Tax Issues With Employer-Owned Life Insurance Contracts
Life insurance can be a very valuable planning tool for business owners. Some employers purchase so-called “key person” life insurance for key executives and/or other personnel who would be difficult to replace. Additionally, amongst co-owners, life insurance can be used to “fund” buy-sell arrangements which are triggered upon the death of an owner. Employer-paid life insurance could also be structured as an additional employee benefit.
One key advantage of employer-owned life insurance policies (also known as corporate-owned life insurance or “EOLI”s) has traditionally been that Section 101(a) of the Internal Revenue Code (“IRC”) excludes from gross income death benefit proceeds received from a life insurance contract.
In 2006, however, Congress enacted legislation to eliminate the tax-free exclusion for EOLI policies. Effective for life insurance contracts issued after August 17, 2006, the income exclusion for death benefits received from an employer-owned life insurance contract is limited to the sum of the premiums and other amounts paid by the policyholder for the contract. In other words, the death benefit(s) in excess of the basis in an employer-owned life insurance policy represent taxable income under IRC Section 101(j).
There are exceptions to the 2006 inclusion rule; there are four situations where life insurance death benefits continue to be tax-free: (i) the insured was an employee of the applicable policyholder at any time during the 12 month period before the insured’s death; (ii) the insured, at the time the policy is issued, is a director, a highly compensated employee per IRC Section 414(q) or a highly compensated individual (using a 35% definition under IRC Section 105(h)(5) ; (iii) the death benefits are paid to a member of the family or other beneficiary of the insured (other than the applicable policyholder) or a trust for the benefit of the family, or to the estate of the insured; or (iv) the death benefits are used to purchase an equity or capital or profits interest in the applicable policyholder from a member of the family of the insured or a trust or the estate of the insured.

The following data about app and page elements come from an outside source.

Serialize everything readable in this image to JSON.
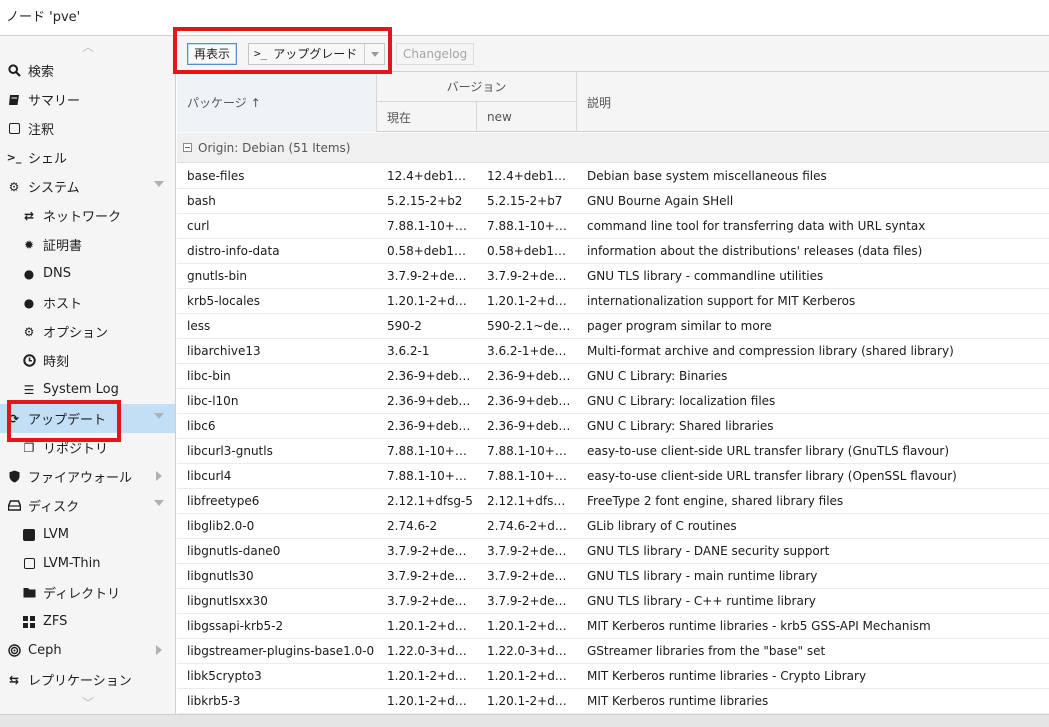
{
  "window": {
    "title": "ノード 'pve'"
  },
  "sidebar": {
    "items": [
      {
        "label": "検索",
        "icon": "search-icon",
        "name": "sidebar-item-search"
      },
      {
        "label": "サマリー",
        "icon": "book-icon",
        "name": "sidebar-item-summary"
      },
      {
        "label": "注釈",
        "icon": "note-icon",
        "name": "sidebar-item-notes"
      },
      {
        "label": "シェル",
        "icon": "terminal-icon",
        "name": "sidebar-item-shell"
      },
      {
        "label": "システム",
        "icon": "gears-icon",
        "name": "sidebar-item-system"
      },
      {
        "label": "ネットワーク",
        "icon": "exchange-icon",
        "name": "sidebar-item-network"
      },
      {
        "label": "証明書",
        "icon": "certificate-icon",
        "name": "sidebar-item-certificates"
      },
      {
        "label": "DNS",
        "icon": "globe-icon",
        "name": "sidebar-item-dns"
      },
      {
        "label": "ホスト",
        "icon": "globe-icon",
        "name": "sidebar-item-hosts"
      },
      {
        "label": "オプション",
        "icon": "gear-icon",
        "name": "sidebar-item-options"
      },
      {
        "label": "時刻",
        "icon": "clock-icon",
        "name": "sidebar-item-time"
      },
      {
        "label": "System Log",
        "icon": "list-icon",
        "name": "sidebar-item-syslog"
      },
      {
        "label": "アップデート",
        "icon": "refresh-icon",
        "name": "sidebar-item-updates"
      },
      {
        "label": "リポジトリ",
        "icon": "files-icon",
        "name": "sidebar-item-repositories"
      },
      {
        "label": "ファイアウォール",
        "icon": "shield-icon",
        "name": "sidebar-item-firewall"
      },
      {
        "label": "ディスク",
        "icon": "hdd-icon",
        "name": "sidebar-item-disks"
      },
      {
        "label": "LVM",
        "icon": "square-icon",
        "name": "sidebar-item-lvm"
      },
      {
        "label": "LVM-Thin",
        "icon": "square-outline-icon",
        "name": "sidebar-item-lvm-thin"
      },
      {
        "label": "ディレクトリ",
        "icon": "folder-icon",
        "name": "sidebar-item-directory"
      },
      {
        "label": "ZFS",
        "icon": "grid-icon",
        "name": "sidebar-item-zfs"
      },
      {
        "label": "Ceph",
        "icon": "ceph-icon",
        "name": "sidebar-item-ceph"
      },
      {
        "label": "レプリケーション",
        "icon": "retweet-icon",
        "name": "sidebar-item-replication"
      }
    ]
  },
  "toolbar": {
    "reload_label": "再表示",
    "upgrade_prompt": ">_",
    "upgrade_label": "アップグレード",
    "changelog_label": "Changelog"
  },
  "grid": {
    "headers": {
      "package": "パッケージ ↑",
      "version": "バージョン",
      "current": "現在",
      "new": "new",
      "description": "説明"
    },
    "group_label": "Origin: Debian (51 Items)",
    "rows": [
      {
        "pkg": "base-files",
        "cur": "12.4+deb1…",
        "new": "12.4+deb1…",
        "desc": "Debian base system miscellaneous files"
      },
      {
        "pkg": "bash",
        "cur": "5.2.15-2+b2",
        "new": "5.2.15-2+b7",
        "desc": "GNU Bourne Again SHell"
      },
      {
        "pkg": "curl",
        "cur": "7.88.1-10+…",
        "new": "7.88.1-10+…",
        "desc": "command line tool for transferring data with URL syntax"
      },
      {
        "pkg": "distro-info-data",
        "cur": "0.58+deb1…",
        "new": "0.58+deb1…",
        "desc": "information about the distributions' releases (data files)"
      },
      {
        "pkg": "gnutls-bin",
        "cur": "3.7.9-2+de…",
        "new": "3.7.9-2+de…",
        "desc": "GNU TLS library - commandline utilities"
      },
      {
        "pkg": "krb5-locales",
        "cur": "1.20.1-2+d…",
        "new": "1.20.1-2+d…",
        "desc": "internationalization support for MIT Kerberos"
      },
      {
        "pkg": "less",
        "cur": "590-2",
        "new": "590-2.1~de…",
        "desc": "pager program similar to more"
      },
      {
        "pkg": "libarchive13",
        "cur": "3.6.2-1",
        "new": "3.6.2-1+de…",
        "desc": "Multi-format archive and compression library (shared library)"
      },
      {
        "pkg": "libc-bin",
        "cur": "2.36-9+deb…",
        "new": "2.36-9+deb…",
        "desc": "GNU C Library: Binaries"
      },
      {
        "pkg": "libc-l10n",
        "cur": "2.36-9+deb…",
        "new": "2.36-9+deb…",
        "desc": "GNU C Library: localization files"
      },
      {
        "pkg": "libc6",
        "cur": "2.36-9+deb…",
        "new": "2.36-9+deb…",
        "desc": "GNU C Library: Shared libraries"
      },
      {
        "pkg": "libcurl3-gnutls",
        "cur": "7.88.1-10+…",
        "new": "7.88.1-10+…",
        "desc": "easy-to-use client-side URL transfer library (GnuTLS flavour)"
      },
      {
        "pkg": "libcurl4",
        "cur": "7.88.1-10+…",
        "new": "7.88.1-10+…",
        "desc": "easy-to-use client-side URL transfer library (OpenSSL flavour)"
      },
      {
        "pkg": "libfreetype6",
        "cur": "2.12.1+dfsg-5",
        "new": "2.12.1+dfs…",
        "desc": "FreeType 2 font engine, shared library files"
      },
      {
        "pkg": "libglib2.0-0",
        "cur": "2.74.6-2",
        "new": "2.74.6-2+d…",
        "desc": "GLib library of C routines"
      },
      {
        "pkg": "libgnutls-dane0",
        "cur": "3.7.9-2+de…",
        "new": "3.7.9-2+de…",
        "desc": "GNU TLS library - DANE security support"
      },
      {
        "pkg": "libgnutls30",
        "cur": "3.7.9-2+de…",
        "new": "3.7.9-2+de…",
        "desc": "GNU TLS library - main runtime library"
      },
      {
        "pkg": "libgnutlsxx30",
        "cur": "3.7.9-2+de…",
        "new": "3.7.9-2+de…",
        "desc": "GNU TLS library - C++ runtime library"
      },
      {
        "pkg": "libgssapi-krb5-2",
        "cur": "1.20.1-2+d…",
        "new": "1.20.1-2+d…",
        "desc": "MIT Kerberos runtime libraries - krb5 GSS-API Mechanism"
      },
      {
        "pkg": "libgstreamer-plugins-base1.0-0",
        "cur": "1.22.0-3+d…",
        "new": "1.22.0-3+d…",
        "desc": "GStreamer libraries from the \"base\" set"
      },
      {
        "pkg": "libk5crypto3",
        "cur": "1.20.1-2+d…",
        "new": "1.20.1-2+d…",
        "desc": "MIT Kerberos runtime libraries - Crypto Library"
      },
      {
        "pkg": "libkrb5-3",
        "cur": "1.20.1-2+d…",
        "new": "1.20.1-2+d…",
        "desc": "MIT Kerberos runtime libraries"
      }
    ]
  },
  "colors": {
    "highlight": "#e1161c",
    "active_row": "#c3dff5"
  }
}
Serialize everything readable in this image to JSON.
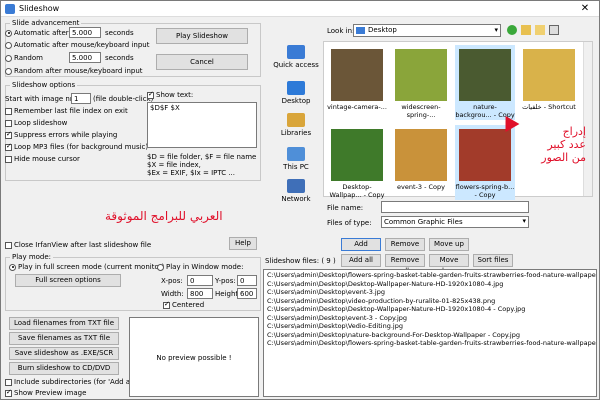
{
  "window": {
    "title": "Slideshow",
    "close_label": "✕"
  },
  "slide_advancement": {
    "label": "Slide advancement",
    "auto_after_label": "Automatic after",
    "auto_after_value": "5.000",
    "seconds_label": "seconds",
    "auto_after_input_label": "Automatic after mouse/keyboard input",
    "random_after_label": "Random",
    "random_after_value": "5.000",
    "random_seconds_label": "seconds",
    "random_after_input_label": "Random after mouse/keyboard input",
    "play_button": "Play Slideshow",
    "cancel_button": "Cancel"
  },
  "slideshow_options": {
    "label": "Slideshow options",
    "start_with_image_label": "Start with image nr.:",
    "start_with_image_value": "1",
    "double_click_hint": "(file double-click)",
    "remember_last_file": "Remember last file index on exit",
    "loop_slideshow": "Loop slideshow",
    "suppress_errors": "Suppress errors while playing",
    "loop_mp3": "Loop MP3 files (for background music)",
    "hide_cursor": "Hide mouse cursor",
    "show_text_label": "Show text:",
    "show_text_value": "$D$F $X",
    "legend_1": "$D = file folder, $F = file name",
    "legend_2": "$X = file index,",
    "legend_3": "$Ex = EXIF, $Ix = IPTC ..."
  },
  "arabic_watermark": "العربي للبرامج الموثوقة",
  "arabic_callout": [
    "إدراج",
    "عدد كبير",
    "من الصور"
  ],
  "close_after_label": "Close IrfanView after last slideshow file",
  "help_button": "Help",
  "play_mode": {
    "label": "Play mode:",
    "full_screen_label": "Play in full screen mode (current monitor)",
    "full_screen_options_button": "Full screen options",
    "window_mode_label": "Play in Window mode:",
    "xpos_label": "X-pos:",
    "xpos_value": "0",
    "ypos_label": "Y-pos:",
    "ypos_value": "0",
    "width_label": "Width:",
    "width_value": "800",
    "height_label": "Height:",
    "height_value": "600",
    "centered_label": "Centered"
  },
  "bottom_buttons": [
    "Load filenames from TXT file",
    "Save filenames as TXT file",
    "Save slideshow as .EXE/SCR",
    "Burn slideshow to CD/DVD"
  ],
  "include_subdirs": "Include subdirectories (for 'Add all')",
  "show_preview": "Show Preview image",
  "no_preview": "No preview possible !",
  "browser": {
    "look_in_label": "Look in:",
    "look_in_value": "Desktop",
    "nav": [
      "Quick access",
      "Desktop",
      "Libraries",
      "This PC",
      "Network"
    ],
    "thumbnails": [
      {
        "caption": "vintage-camera-...",
        "color": "#6b5638"
      },
      {
        "caption": "widescreen-spring-...",
        "color": "#8aa53a"
      },
      {
        "caption": "nature-backgrou... - Copy",
        "color": "#4a5a30"
      },
      {
        "caption": "خلفيات - Shortcut",
        "color": "#d9b24a"
      },
      {
        "caption": "Desktop-Wallpap... - Copy",
        "color": "#3f7a2a"
      },
      {
        "caption": "event-3 - Copy",
        "color": "#c9923a"
      },
      {
        "caption": "flowers-spring-b... - Copy",
        "color": "#a23b2a"
      }
    ],
    "file_name_label": "File name:",
    "file_name_value": "",
    "files_of_type_label": "Files of type:",
    "files_of_type_value": "Common Graphic Files"
  },
  "list_buttons": {
    "add": "Add",
    "remove": "Remove",
    "move_up": "Move up",
    "add_all": "Add all",
    "remove_all": "Remove all",
    "move_down": "Move down",
    "sort_files": "Sort files"
  },
  "slideshow_files": {
    "label": "Slideshow files:",
    "count": "( 9 )",
    "items": [
      "C:\\Users\\admin\\Desktop\\flowers-spring-basket-table-garden-fruits-strawberries-food-nature-wallpaper-for-mobile-hd-",
      "C:\\Users\\admin\\Desktop\\Desktop-Wallpaper-Nature-HD-1920x1080-4.jpg",
      "C:\\Users\\admin\\Desktop\\event-3.jpg",
      "C:\\Users\\admin\\Desktop\\video-production-by-ruralite-01-825x438.png",
      "C:\\Users\\admin\\Desktop\\Desktop-Wallpaper-Nature-HD-1920x1080-4 - Copy.jpg",
      "C:\\Users\\admin\\Desktop\\event-3 - Copy.jpg",
      "C:\\Users\\admin\\Desktop\\Vedio-Editing.jpg",
      "C:\\Users\\admin\\Desktop\\nature-background-For-Desktop-Wallpaper - Copy.jpg",
      "C:\\Users\\admin\\Desktop\\flowers-spring-basket-table-garden-fruits-strawberries-food-nature-wallpaper-for-mobile-hd-"
    ]
  }
}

These are broad exceptions that cover most, if not all, of the traditional reasons for utilizing EOLI contracts.
One of the most often overlooked issues when it comes to such life insurance is the notice and consent requirements imposed by IRC Section 101. These requirements provide that prior to issuance of the policy, the employee must be notified in writing that the applicable policyholder intends to insure the employee’s life, along with the maximum face amount for which the employee could be insured at the time of contract issuance. The employee must provide written consent to be insured, and consent that the coverage may continue after termination of employment. Finally, the employee must be informed in writing that an applicable policyholder will be a beneficiary of any proceeds payable upon the death of the employee.
In addition to the notice and consent requirements, every applicable policyholder owning EOLI contracts is required to file an annual return disclosing the following information: (i) the number of employees at the end of the year; (ii) the number of those employees insured under EOLI contracts as of the end of the year; (iii) the total amount of insurance in force under those contracts; (iv) the name, address, and taxpayer identification number of the policyholder and the type of business in which the policyholder is engaged; and (v) that the applicable policyholder has a valid consent for each insured employee, or the number of insured employees for which consent was not obtained. Such reporting is to be made via IRS Form 8925, Report of Employer-Owned Life Insurance Contracts.
EOLI contracts remain a powerful corporate planning tool as well as an attractive employee benefit, so long as the notice and consent requirements are adhered to and reports timely filed by the employer.